Requirement
Show me every line in the listing that has the word "테스트가".

Supplied material
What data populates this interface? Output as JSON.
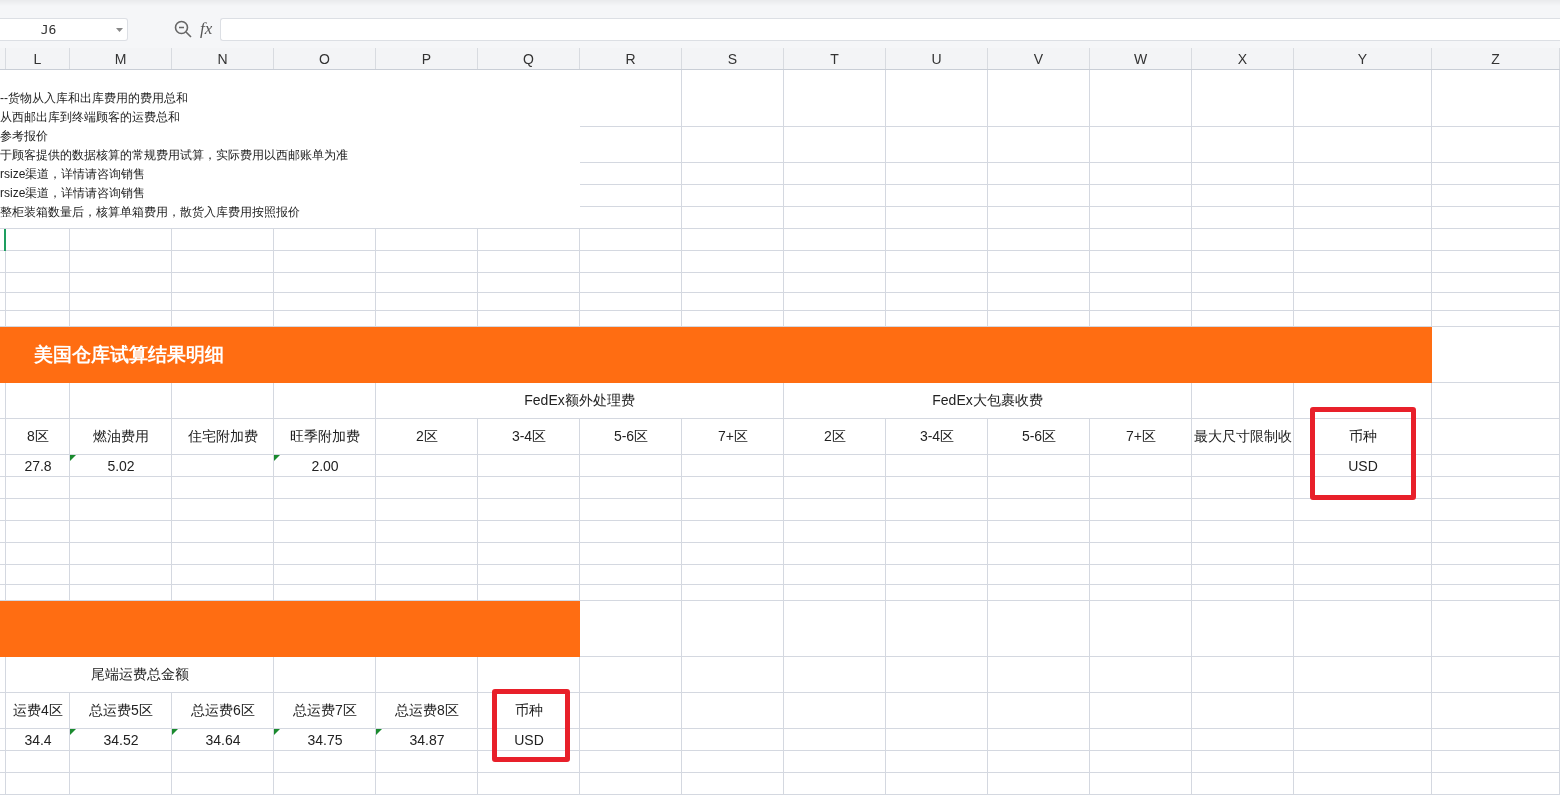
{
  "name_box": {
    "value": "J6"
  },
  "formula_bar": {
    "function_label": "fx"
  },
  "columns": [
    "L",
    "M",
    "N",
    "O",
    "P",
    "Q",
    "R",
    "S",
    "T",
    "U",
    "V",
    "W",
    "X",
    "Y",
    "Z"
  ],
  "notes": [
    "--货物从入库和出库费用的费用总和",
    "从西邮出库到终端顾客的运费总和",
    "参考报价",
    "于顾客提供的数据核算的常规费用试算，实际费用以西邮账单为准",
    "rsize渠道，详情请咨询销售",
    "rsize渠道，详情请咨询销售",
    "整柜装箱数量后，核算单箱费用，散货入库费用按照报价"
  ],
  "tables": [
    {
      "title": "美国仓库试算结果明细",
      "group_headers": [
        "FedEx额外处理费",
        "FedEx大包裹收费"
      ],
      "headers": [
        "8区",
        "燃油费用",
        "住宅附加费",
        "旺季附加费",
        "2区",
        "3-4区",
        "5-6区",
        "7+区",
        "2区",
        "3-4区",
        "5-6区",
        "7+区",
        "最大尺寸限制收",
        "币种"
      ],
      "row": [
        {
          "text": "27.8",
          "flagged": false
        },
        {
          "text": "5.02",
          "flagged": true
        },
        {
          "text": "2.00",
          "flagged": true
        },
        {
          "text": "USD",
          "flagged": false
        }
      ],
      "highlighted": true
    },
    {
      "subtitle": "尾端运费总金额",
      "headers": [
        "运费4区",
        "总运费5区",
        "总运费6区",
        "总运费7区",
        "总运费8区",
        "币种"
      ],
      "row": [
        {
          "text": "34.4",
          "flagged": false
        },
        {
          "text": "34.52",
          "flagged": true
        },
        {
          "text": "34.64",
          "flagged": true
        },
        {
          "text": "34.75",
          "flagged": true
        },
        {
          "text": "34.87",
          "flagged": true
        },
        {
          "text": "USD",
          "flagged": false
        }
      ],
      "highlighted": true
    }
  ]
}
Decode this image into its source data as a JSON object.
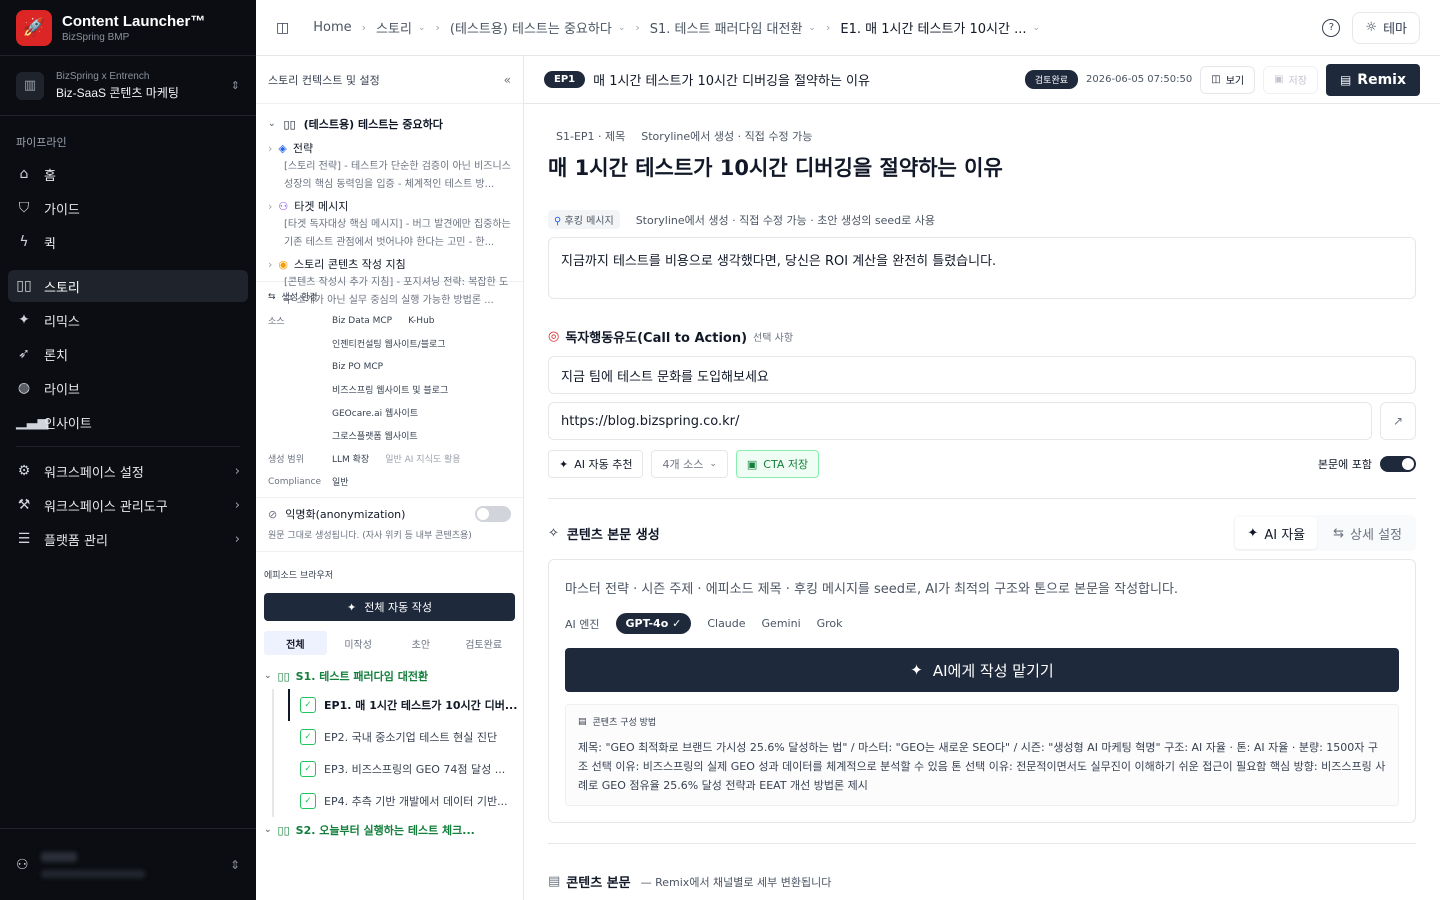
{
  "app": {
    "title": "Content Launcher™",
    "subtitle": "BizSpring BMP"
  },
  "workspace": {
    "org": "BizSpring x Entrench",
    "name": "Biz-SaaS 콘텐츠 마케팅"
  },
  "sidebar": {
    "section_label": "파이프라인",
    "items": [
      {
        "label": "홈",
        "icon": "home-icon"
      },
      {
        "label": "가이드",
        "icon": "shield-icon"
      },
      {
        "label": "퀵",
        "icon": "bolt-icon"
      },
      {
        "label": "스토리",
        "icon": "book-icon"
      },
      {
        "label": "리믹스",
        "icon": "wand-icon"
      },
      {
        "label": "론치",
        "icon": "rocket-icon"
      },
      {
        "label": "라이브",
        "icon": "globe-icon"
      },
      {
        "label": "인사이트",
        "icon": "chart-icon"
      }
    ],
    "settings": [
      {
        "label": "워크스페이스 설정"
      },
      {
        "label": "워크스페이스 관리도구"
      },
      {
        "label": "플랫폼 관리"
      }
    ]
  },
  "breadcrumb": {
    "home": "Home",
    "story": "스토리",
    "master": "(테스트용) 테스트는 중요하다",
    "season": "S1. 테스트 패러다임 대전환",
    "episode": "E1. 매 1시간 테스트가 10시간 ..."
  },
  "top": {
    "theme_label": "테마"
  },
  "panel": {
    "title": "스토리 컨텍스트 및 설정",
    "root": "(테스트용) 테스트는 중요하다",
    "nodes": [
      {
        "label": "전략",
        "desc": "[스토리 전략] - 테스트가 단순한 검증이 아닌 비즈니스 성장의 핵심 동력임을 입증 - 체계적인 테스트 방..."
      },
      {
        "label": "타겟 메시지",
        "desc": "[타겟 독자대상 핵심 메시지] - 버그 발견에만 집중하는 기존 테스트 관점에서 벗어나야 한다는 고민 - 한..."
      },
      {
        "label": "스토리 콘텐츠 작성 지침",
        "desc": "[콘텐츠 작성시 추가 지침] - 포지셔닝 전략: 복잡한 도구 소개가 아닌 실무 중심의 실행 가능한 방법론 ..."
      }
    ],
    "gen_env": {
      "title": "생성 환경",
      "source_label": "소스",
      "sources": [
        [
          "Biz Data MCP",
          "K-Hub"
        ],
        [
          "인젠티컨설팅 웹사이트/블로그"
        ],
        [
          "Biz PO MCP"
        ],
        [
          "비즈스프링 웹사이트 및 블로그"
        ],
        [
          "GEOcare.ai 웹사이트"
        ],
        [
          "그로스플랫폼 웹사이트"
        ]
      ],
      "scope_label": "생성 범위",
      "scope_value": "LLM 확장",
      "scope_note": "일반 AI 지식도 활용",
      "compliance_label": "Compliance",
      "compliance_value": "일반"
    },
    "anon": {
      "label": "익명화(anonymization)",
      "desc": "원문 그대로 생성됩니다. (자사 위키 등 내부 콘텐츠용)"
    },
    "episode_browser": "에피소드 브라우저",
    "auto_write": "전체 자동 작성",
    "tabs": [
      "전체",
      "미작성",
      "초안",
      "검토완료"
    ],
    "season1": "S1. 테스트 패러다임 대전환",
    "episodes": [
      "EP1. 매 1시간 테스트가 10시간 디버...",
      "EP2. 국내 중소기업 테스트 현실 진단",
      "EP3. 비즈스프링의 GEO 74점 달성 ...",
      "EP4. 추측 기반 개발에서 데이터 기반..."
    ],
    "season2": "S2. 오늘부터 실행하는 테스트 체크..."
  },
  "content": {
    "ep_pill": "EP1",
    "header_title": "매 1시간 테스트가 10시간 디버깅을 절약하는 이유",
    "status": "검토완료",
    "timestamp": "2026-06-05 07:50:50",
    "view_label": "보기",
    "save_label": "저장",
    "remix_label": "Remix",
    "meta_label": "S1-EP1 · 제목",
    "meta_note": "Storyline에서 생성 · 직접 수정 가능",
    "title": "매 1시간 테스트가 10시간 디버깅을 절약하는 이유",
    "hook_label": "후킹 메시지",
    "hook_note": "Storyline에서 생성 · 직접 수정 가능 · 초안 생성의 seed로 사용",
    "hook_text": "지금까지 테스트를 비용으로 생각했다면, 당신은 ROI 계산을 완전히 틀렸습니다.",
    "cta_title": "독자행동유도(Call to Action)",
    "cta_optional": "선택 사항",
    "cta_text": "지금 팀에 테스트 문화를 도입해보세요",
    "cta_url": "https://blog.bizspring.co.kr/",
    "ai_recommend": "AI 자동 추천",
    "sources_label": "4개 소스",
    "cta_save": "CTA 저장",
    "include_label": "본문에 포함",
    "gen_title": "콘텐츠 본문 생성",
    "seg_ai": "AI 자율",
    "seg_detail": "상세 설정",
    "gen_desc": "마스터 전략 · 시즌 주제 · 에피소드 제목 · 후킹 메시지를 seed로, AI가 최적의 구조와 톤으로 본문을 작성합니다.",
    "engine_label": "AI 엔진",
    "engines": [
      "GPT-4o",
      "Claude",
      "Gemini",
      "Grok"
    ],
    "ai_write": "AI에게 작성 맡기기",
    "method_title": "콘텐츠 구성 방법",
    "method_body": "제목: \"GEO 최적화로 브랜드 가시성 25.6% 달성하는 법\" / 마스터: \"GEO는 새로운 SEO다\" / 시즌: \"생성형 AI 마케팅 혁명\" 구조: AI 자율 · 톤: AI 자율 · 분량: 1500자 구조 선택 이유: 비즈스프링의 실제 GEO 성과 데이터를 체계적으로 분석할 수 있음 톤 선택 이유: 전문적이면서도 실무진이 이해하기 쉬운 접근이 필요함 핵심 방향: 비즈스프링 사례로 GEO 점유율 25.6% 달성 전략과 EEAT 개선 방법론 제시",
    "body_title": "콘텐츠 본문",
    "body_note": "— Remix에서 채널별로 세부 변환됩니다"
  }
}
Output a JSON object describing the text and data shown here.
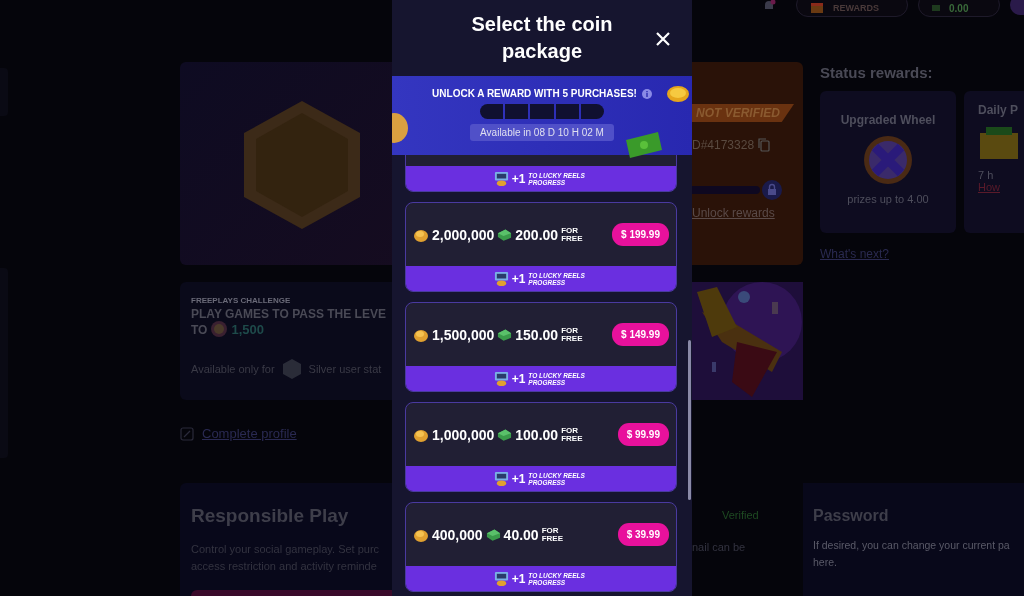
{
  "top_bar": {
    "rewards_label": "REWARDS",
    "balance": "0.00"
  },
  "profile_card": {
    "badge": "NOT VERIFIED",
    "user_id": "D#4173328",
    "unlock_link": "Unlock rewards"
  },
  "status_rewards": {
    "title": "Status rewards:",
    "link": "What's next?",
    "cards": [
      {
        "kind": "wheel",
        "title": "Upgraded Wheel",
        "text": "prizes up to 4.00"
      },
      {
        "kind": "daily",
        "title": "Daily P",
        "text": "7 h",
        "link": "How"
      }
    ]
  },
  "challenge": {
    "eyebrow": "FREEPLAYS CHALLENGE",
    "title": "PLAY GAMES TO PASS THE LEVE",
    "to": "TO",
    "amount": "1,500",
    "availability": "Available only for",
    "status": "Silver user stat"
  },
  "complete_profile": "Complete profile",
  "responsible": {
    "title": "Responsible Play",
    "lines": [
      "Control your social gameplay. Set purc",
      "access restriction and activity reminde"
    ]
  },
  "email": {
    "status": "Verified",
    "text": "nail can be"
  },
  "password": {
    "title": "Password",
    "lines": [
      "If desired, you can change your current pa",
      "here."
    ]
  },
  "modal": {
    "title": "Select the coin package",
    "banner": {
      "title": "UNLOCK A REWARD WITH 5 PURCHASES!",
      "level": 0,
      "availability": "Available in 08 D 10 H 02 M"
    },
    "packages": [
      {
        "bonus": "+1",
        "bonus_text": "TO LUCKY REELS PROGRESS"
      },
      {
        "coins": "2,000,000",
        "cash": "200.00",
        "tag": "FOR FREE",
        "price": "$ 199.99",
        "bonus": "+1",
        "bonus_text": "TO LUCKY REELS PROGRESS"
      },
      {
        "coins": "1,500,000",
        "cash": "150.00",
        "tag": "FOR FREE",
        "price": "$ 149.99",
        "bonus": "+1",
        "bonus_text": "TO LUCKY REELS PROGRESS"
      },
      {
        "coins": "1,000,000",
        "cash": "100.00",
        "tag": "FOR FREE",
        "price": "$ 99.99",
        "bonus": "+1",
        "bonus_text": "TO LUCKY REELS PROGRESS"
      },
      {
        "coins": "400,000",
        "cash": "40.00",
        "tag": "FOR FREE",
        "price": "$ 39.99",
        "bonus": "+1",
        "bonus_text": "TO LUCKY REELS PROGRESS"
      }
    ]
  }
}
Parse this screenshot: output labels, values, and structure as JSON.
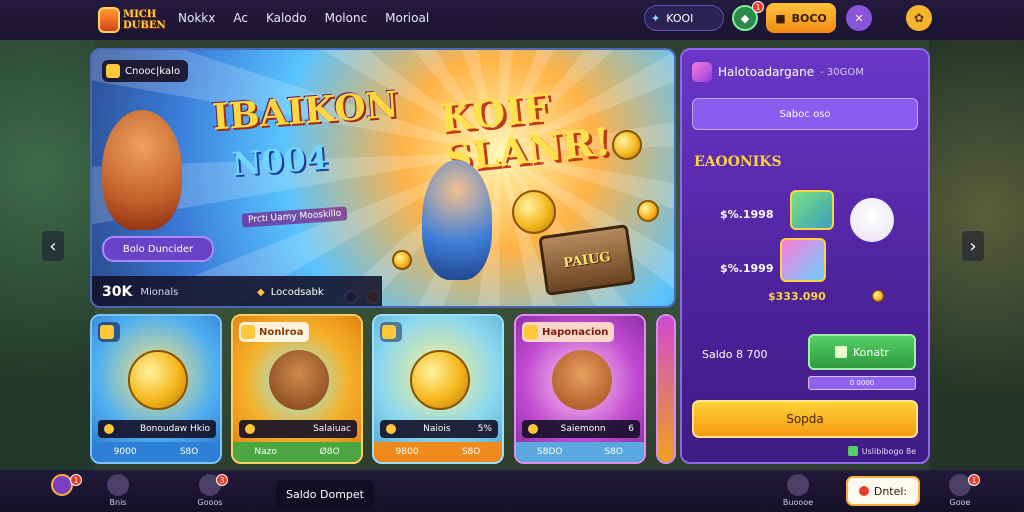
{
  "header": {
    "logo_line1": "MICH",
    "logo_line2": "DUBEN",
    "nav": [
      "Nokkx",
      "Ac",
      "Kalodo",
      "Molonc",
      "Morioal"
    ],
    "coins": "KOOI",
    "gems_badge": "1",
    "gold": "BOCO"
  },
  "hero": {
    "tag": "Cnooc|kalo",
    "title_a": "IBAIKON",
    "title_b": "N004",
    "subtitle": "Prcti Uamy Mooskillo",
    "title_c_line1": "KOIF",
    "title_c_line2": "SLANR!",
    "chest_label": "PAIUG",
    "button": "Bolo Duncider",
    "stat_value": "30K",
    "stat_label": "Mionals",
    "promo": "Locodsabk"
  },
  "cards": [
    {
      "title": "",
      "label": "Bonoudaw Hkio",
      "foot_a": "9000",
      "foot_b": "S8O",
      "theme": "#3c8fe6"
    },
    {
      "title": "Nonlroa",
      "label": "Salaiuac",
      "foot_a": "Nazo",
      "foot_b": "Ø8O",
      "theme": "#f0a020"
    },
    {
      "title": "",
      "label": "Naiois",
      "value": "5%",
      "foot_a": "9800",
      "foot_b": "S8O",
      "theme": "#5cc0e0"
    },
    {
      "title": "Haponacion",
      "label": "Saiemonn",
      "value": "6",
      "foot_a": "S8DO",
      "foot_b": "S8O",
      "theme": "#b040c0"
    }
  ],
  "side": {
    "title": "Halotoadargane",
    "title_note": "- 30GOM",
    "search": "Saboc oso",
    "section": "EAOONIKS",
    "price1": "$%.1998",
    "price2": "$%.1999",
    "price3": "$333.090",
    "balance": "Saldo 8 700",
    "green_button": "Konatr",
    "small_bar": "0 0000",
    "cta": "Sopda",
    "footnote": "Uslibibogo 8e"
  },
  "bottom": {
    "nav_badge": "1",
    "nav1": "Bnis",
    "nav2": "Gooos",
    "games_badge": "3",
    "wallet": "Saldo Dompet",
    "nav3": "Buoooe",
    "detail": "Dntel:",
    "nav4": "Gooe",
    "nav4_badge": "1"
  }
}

Result for this exercise
    "episode": "E1. 매 1시간 테스트가 10시간 ..."
        "desc": "[스토리 전략] - 테스트가 단순한 검증이 아닌 비즈니스 성장의 핵심 동력임을 입증 - 체계적인 테스트 방..."
      "EP1. 매 1시간 테스트가 10시간 디버...",
    "header_title": "매 1시간 테스트가 10시간 디버깅을 절약하는 이유",
    "title": "매 1시간 테스트가 10시간 디버깅을 절약하는 이유",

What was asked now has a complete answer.